A team of Rutgers CCB researchers led by Richard H. Ebright and Eddy Arnold has determined the three-dimensional structure of the transcription initiation complex, the key intermediate in the process by which cells read out genetic information in DNA.
In a paper published in Science, the Rutgers CCB scientists show how the molecular machine responsible for transcription initiation--a protein complex that consists of the enzyme RNA polymerase and the initiation factor δ- recognizes a specific site on DNA preceding a gene, binds to DNA, unwinds the DNA helix, and pre-organizes the unwound DNA to enable subsequent reactions.
"Determining the structure of a functional, specific transcription initiation complex has been a goal of researchers for three decades," said Ebright, a professor in Rutgers CCB and a laboratory director at the Waksman Institute of Microbiology at Rutgers.
The structure determined by the Rutgers CCB researchers is the structure of a transcription initiation complex from a bacterium. The structure provides a foundation for understanding bacterial transcription initiation and transcriptional regulation and provides a starting point for developing new antibacterial agents that function by inhibiting bacterial transcription.

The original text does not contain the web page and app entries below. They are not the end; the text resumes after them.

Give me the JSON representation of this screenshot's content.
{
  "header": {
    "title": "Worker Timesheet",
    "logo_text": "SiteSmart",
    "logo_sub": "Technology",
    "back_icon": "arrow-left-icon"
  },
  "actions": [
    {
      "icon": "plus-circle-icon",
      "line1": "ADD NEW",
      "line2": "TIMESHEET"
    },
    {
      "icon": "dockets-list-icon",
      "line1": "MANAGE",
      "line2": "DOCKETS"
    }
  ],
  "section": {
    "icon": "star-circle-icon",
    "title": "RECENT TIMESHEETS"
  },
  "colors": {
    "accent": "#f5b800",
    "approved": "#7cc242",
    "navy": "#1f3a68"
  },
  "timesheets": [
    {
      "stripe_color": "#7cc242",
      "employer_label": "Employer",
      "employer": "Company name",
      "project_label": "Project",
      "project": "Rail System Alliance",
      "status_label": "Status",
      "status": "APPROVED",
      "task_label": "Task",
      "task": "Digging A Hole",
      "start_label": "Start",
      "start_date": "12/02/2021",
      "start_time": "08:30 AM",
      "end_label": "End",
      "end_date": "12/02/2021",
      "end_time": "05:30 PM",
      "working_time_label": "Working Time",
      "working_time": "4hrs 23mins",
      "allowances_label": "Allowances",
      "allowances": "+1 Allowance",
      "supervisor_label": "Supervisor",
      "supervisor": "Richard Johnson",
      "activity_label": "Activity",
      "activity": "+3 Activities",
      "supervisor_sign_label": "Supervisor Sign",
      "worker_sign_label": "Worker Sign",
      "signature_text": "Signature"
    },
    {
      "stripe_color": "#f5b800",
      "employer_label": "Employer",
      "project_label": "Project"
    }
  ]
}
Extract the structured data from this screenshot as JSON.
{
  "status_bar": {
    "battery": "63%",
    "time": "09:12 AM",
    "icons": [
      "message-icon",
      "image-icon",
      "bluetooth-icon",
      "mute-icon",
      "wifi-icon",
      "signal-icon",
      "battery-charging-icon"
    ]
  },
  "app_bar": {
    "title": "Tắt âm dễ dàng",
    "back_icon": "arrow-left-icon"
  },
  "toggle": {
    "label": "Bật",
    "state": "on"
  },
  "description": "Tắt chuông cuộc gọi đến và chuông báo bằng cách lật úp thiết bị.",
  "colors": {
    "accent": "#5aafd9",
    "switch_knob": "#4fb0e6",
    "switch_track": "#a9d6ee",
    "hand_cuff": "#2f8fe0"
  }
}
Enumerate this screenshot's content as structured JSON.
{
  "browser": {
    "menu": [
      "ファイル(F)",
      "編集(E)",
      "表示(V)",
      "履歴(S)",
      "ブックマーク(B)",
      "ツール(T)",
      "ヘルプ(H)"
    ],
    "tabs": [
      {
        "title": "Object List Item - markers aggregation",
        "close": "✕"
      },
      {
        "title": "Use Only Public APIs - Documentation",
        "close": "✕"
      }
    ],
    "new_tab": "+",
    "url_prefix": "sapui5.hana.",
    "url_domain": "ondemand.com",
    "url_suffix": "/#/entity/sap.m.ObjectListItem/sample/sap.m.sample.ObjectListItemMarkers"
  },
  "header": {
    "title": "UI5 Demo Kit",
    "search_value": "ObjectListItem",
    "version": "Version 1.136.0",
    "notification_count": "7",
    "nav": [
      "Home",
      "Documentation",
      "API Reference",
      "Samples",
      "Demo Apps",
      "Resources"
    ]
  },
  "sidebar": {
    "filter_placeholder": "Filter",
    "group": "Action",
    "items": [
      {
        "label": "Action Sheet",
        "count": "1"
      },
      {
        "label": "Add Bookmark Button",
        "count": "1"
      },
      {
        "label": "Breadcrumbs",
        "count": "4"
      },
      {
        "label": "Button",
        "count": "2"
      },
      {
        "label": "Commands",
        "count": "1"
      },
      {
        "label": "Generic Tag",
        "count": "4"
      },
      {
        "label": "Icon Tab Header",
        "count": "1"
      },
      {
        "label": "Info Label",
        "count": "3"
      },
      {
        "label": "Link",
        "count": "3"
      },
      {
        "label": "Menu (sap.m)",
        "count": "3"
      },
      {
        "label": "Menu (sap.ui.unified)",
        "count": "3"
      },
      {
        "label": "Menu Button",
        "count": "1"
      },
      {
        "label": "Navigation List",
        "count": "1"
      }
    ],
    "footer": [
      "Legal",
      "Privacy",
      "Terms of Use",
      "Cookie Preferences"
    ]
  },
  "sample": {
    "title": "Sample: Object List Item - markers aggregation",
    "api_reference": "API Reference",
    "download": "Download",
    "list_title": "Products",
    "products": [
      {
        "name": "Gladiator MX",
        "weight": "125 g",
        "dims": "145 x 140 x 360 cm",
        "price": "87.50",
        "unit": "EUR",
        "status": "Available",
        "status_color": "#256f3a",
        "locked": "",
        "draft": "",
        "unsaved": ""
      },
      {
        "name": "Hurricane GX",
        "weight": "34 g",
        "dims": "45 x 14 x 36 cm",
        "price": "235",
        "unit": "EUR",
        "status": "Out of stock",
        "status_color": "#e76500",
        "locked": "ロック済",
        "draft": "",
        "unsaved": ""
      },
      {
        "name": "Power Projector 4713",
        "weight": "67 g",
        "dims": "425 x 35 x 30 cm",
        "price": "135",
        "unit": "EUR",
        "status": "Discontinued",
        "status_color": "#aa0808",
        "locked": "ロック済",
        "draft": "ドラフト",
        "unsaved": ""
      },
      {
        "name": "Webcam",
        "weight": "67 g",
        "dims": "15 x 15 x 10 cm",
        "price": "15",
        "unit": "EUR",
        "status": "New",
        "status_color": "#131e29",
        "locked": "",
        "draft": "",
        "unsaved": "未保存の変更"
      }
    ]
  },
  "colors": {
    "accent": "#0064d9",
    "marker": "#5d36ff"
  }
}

Because the transcription machineries in bacteria and higher organisms are structurally and mechanistically related, the structure also provides a framework for understanding transcription and transcriptional regulation in higher organisms, including humans.
The structure defines the interactions that RNA polymerase and δ make with the DNA site for transcription initiation, known as the "promoter." In particular, the structure defines interactions with a segment of the promoter that RNA polymerase and δ unwind to form single-stranded DNA (the "transcription bubble") and specific DNA sequences that RNA polymerase and δ recognize and bind to within this segment of the promoter (the "-10 element," the "discriminator element," and a new DNA sequence identified in this work, the "core recognition element").
The structure shows that a first part of δ recognizes the -10 element through contacts with single-stranded DNA that entail the unstacking and insertion of DNA bases of the -10 element into pockets. A second part of δ recognizes the discriminator element through contacts with single-stranded DNA that entail the unstacking and insertion of a DNA base of the discriminator element into a pocket. A third part of δ contacts the other strand of DNA and pre-organizes it to serve as the template for RNA synthesis. Finally, RNA polymerase recognizes the core recognition element through contacts with single-stranded DNA, unstacking and inserting a DNA base into a pocket.
Zhang, Y., Feng, Y., Chatterjee, S., Tuske, S., Ho, M., Arnold, E., and Ebright, RH. (2012); Structural basis of transcription initiation, Science 338, 1076-1080.